TASK BRIEF ->
The exercise asks you to copy every line below in which "screenshot" appears.

[Excerpts from an interface dataset]

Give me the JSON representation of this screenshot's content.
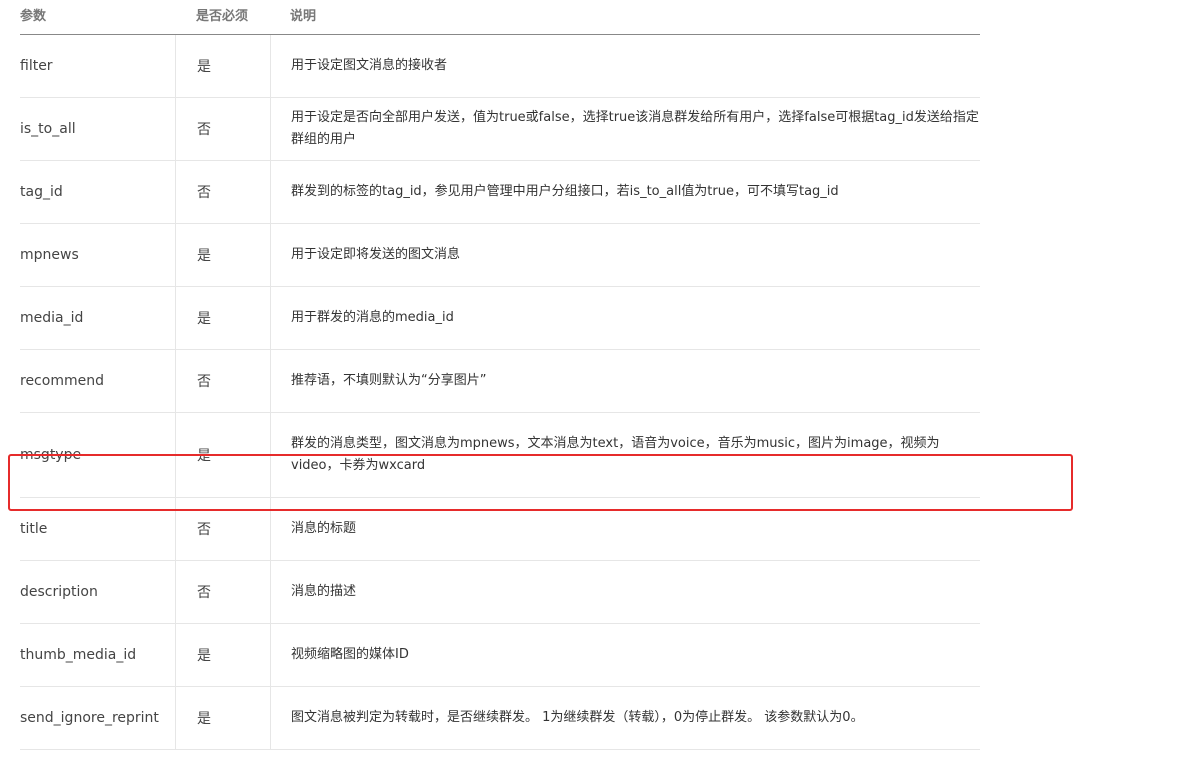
{
  "table": {
    "headers": {
      "param": "参数",
      "required": "是否必须",
      "description": "说明"
    },
    "rows": [
      {
        "param": "filter",
        "required": "是",
        "description": "用于设定图文消息的接收者"
      },
      {
        "param": "is_to_all",
        "required": "否",
        "description": "用于设定是否向全部用户发送，值为true或false，选择true该消息群发给所有用户，选择false可根据tag_id发送给指定群组的用户"
      },
      {
        "param": "tag_id",
        "required": "否",
        "description": "群发到的标签的tag_id，参见用户管理中用户分组接口，若is_to_all值为true，可不填写tag_id"
      },
      {
        "param": "mpnews",
        "required": "是",
        "description": "用于设定即将发送的图文消息"
      },
      {
        "param": "media_id",
        "required": "是",
        "description": "用于群发的消息的media_id"
      },
      {
        "param": "recommend",
        "required": "否",
        "description": "推荐语，不填则默认为“分享图片”"
      },
      {
        "param": "msgtype",
        "required": "是",
        "description": "群发的消息类型，图文消息为mpnews，文本消息为text，语音为voice，音乐为music，图片为image，视频为video，卡券为wxcard"
      },
      {
        "param": "title",
        "required": "否",
        "description": "消息的标题"
      },
      {
        "param": "description",
        "required": "否",
        "description": "消息的描述"
      },
      {
        "param": "thumb_media_id",
        "required": "是",
        "description": "视频缩略图的媒体ID"
      },
      {
        "param": "send_ignore_reprint",
        "required": "是",
        "description": "图文消息被判定为转载时，是否继续群发。 1为继续群发（转载），0为停止群发。 该参数默认为0。"
      }
    ]
  },
  "colors": {
    "highlight": "#e62b2b"
  }
}
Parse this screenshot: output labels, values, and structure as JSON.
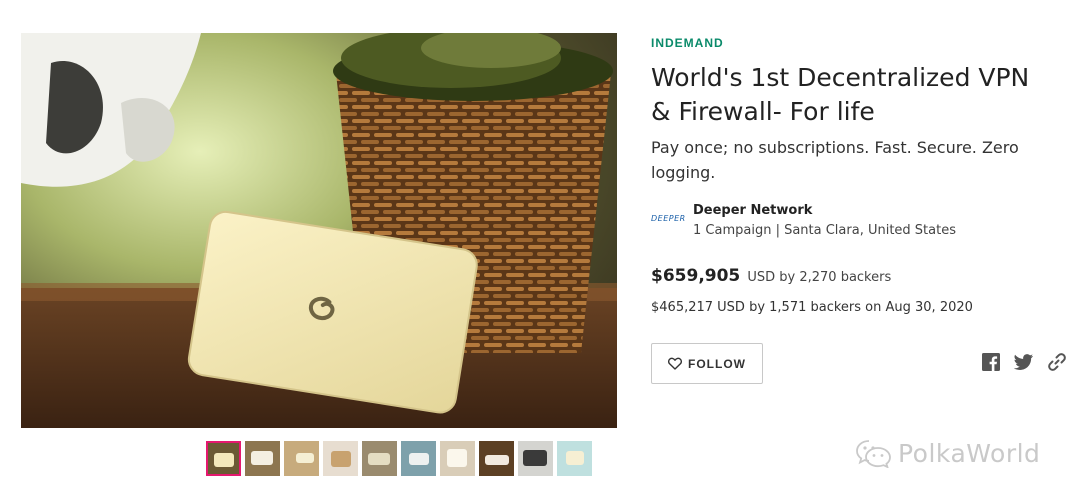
{
  "campaign": {
    "category": "INDEMAND",
    "title_line1": "World's 1st Decentralized VPN",
    "title_line2": "& Firewall- For life",
    "subtitle_line1": "Pay once; no subscriptions. Fast. Secure. Zero",
    "subtitle_line2": "logging."
  },
  "owner": {
    "logo_text": "DEEPER",
    "name": "Deeper Network",
    "meta": "1 Campaign | Santa Clara, United States"
  },
  "funding": {
    "amount": "$659,905",
    "suffix": "USD by 2,270 backers",
    "previous": "$465,217 USD by 1,571 backers on Aug 30, 2020"
  },
  "actions": {
    "follow_label": "FOLLOW"
  },
  "share_icons": [
    "facebook-icon",
    "twitter-icon",
    "link-icon"
  ],
  "thumbnails": {
    "count": 10,
    "active_index": 0,
    "active_color": "#e5186f"
  },
  "watermark": {
    "text": "PolkaWorld"
  },
  "colors": {
    "category": "#0a8a6a",
    "accent": "#e5186f"
  }
}
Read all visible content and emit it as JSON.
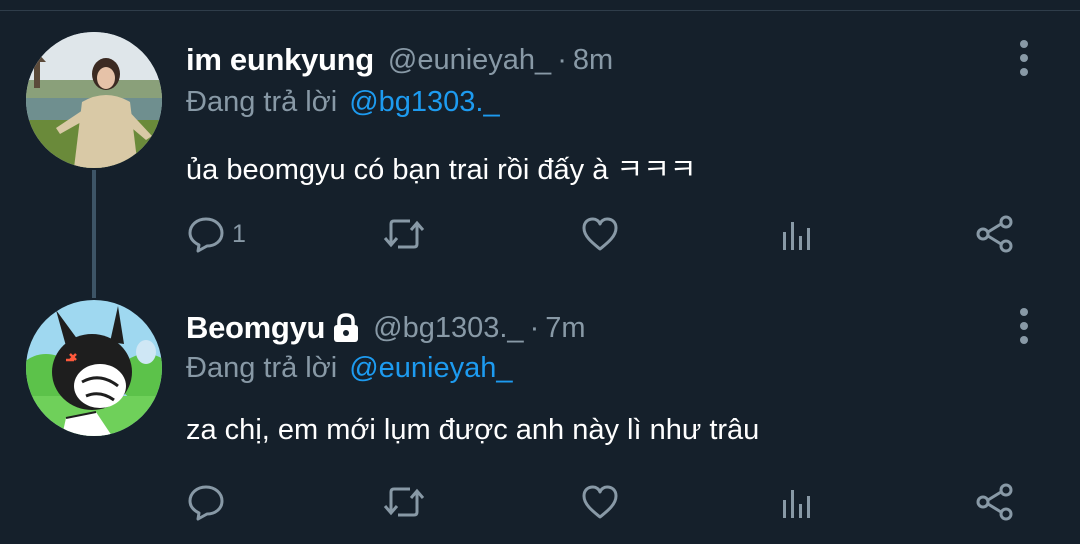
{
  "tweets": [
    {
      "name": "im eunkyung",
      "verified_lock": false,
      "handle": "@eunieyah_",
      "dot": "·",
      "time": "8m",
      "reply_label": "Đang trả lời",
      "reply_to": "@bg1303._",
      "text": "ủa beomgyu có bạn trai rồi đấy à ㅋㅋㅋ",
      "reply_count": "1",
      "avatar_icon": "photo-avatar"
    },
    {
      "name": "Beomgyu",
      "verified_lock": true,
      "handle": "@bg1303._",
      "dot": "·",
      "time": "7m",
      "reply_label": "Đang trả lời",
      "reply_to": "@eunieyah_",
      "text": "za chị, em mới lụm được anh này lì như trâu",
      "reply_count": "",
      "avatar_icon": "cartoon-avatar"
    }
  ],
  "colors": {
    "background": "#15202b",
    "secondary_text": "#8899a6",
    "link": "#1d9bf0",
    "thread_line": "#3d5466"
  },
  "action_icons": [
    "reply-icon",
    "retweet-icon",
    "like-icon",
    "analytics-icon",
    "share-icon"
  ]
}
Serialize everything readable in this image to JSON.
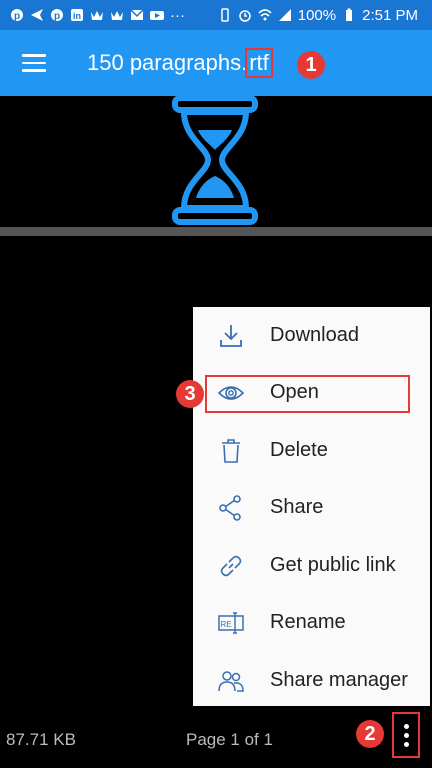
{
  "status_bar": {
    "battery": "100%",
    "time": "2:51 PM",
    "dots": "···"
  },
  "topbar": {
    "title_name": "150 paragraphs.",
    "title_ext": "rtf"
  },
  "annotations": {
    "badge1": "1",
    "badge2": "2",
    "badge3": "3"
  },
  "footer": {
    "file_size": "87.71 KB",
    "page_info": "Page 1 of 1"
  },
  "menu": {
    "items": [
      {
        "label": "Download",
        "icon": "download-icon"
      },
      {
        "label": "Open",
        "icon": "eye-icon"
      },
      {
        "label": "Delete",
        "icon": "trash-icon"
      },
      {
        "label": "Share",
        "icon": "share-icon"
      },
      {
        "label": "Get public link",
        "icon": "link-icon"
      },
      {
        "label": "Rename",
        "icon": "rename-icon"
      },
      {
        "label": "Share manager",
        "icon": "users-icon"
      }
    ]
  },
  "colors": {
    "app_bar": "#2196f3",
    "status_bar": "#1976d2",
    "accent": "#2196f3",
    "annotation": "#e53935"
  }
}
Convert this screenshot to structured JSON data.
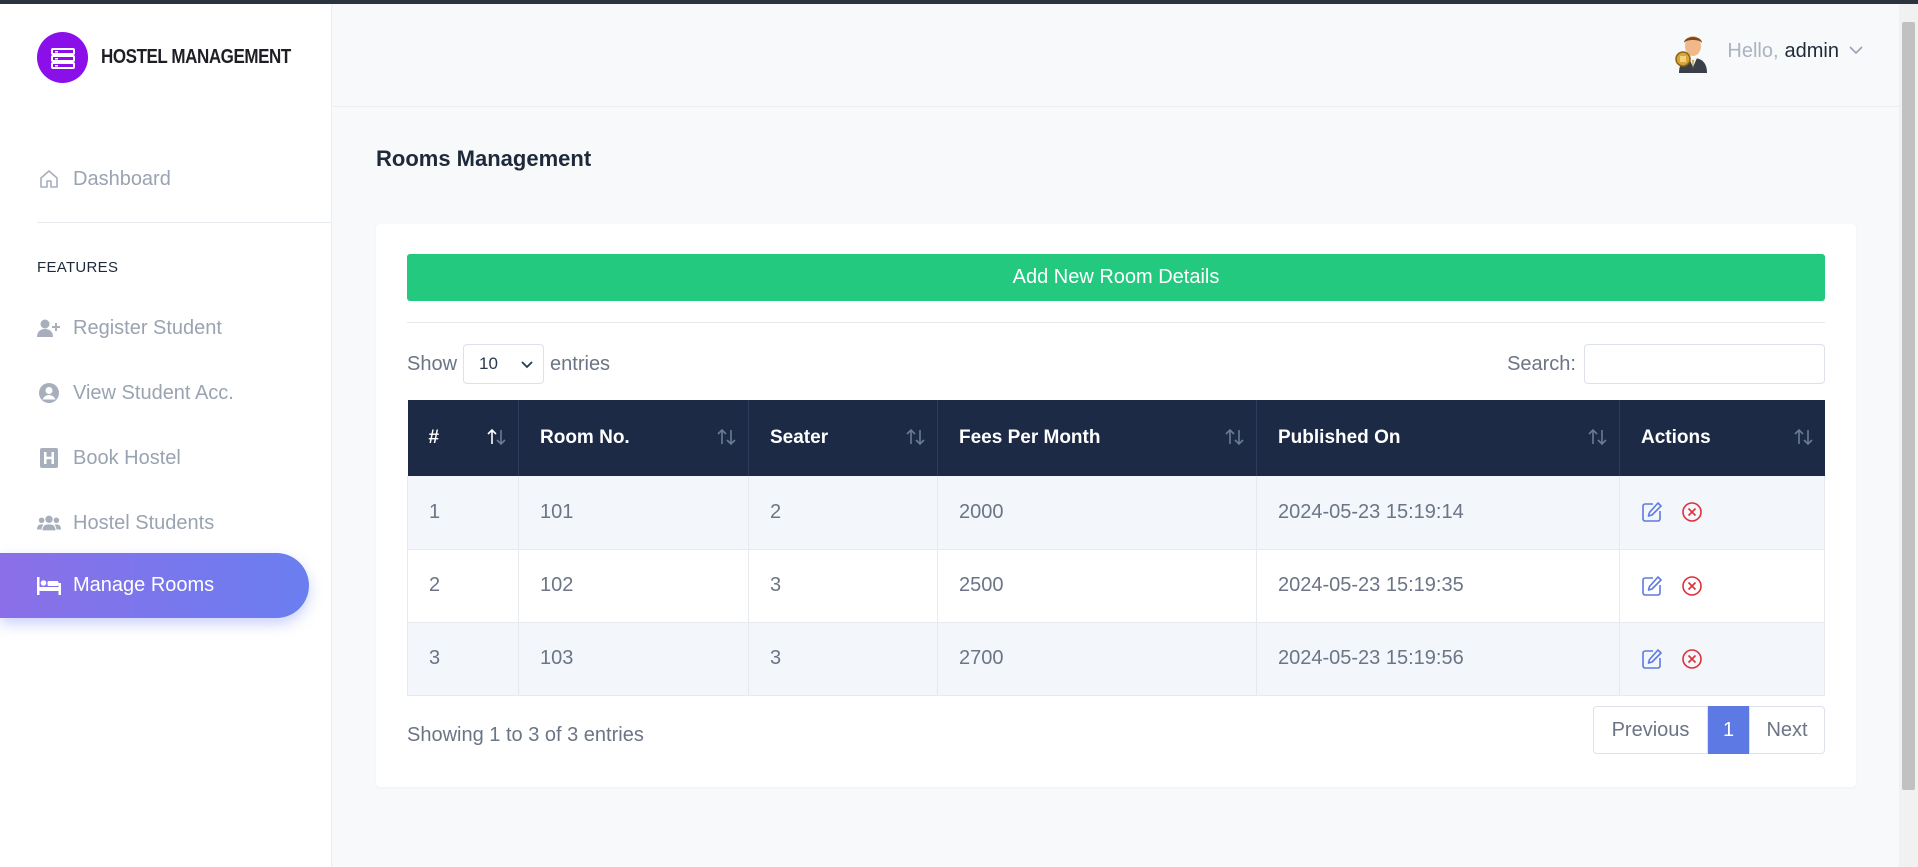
{
  "brand": {
    "name": "HOSTEL MANAGEMENT"
  },
  "sidebar": {
    "dashboard": "Dashboard",
    "section": "FEATURES",
    "items": [
      {
        "label": "Register Student",
        "icon": "user-plus-icon"
      },
      {
        "label": "View Student Acc.",
        "icon": "user-circle-icon"
      },
      {
        "label": "Book Hostel",
        "icon": "hostel-icon"
      },
      {
        "label": "Hostel Students",
        "icon": "users-icon"
      },
      {
        "label": "Manage Rooms",
        "icon": "bed-icon",
        "active": true
      }
    ]
  },
  "header": {
    "greeting": "Hello,",
    "username": "admin"
  },
  "page": {
    "title": "Rooms Management"
  },
  "toolbar": {
    "add_button": "Add New Room Details",
    "show_label": "Show",
    "entries_label": "entries",
    "page_length": "10",
    "search_label": "Search:",
    "search_value": ""
  },
  "table": {
    "columns": [
      "#",
      "Room No.",
      "Seater",
      "Fees Per Month",
      "Published On",
      "Actions"
    ],
    "rows": [
      [
        "1",
        "101",
        "2",
        "2000",
        "2024-05-23 15:19:14"
      ],
      [
        "2",
        "102",
        "3",
        "2500",
        "2024-05-23 15:19:35"
      ],
      [
        "3",
        "103",
        "3",
        "2700",
        "2024-05-23 15:19:56"
      ]
    ]
  },
  "footer": {
    "info": "Showing 1 to 3 of 3 entries",
    "previous": "Previous",
    "current_page": "1",
    "next": "Next"
  },
  "colors": {
    "accent": "#22c97e",
    "table_header": "#1c2a45",
    "active_nav_start": "#8b6fe8",
    "active_nav_end": "#6a7ef0",
    "pager_current": "#5d7ae4",
    "edit_icon": "#5d7ae4",
    "delete_icon": "#e0303a"
  }
}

WRITTEN SOLUTION ->
Give me the JSON representation of this screenshot's content.
Parse this screenshot: output labels, values, and structure as JSON.
Convert this screenshot to structured JSON data.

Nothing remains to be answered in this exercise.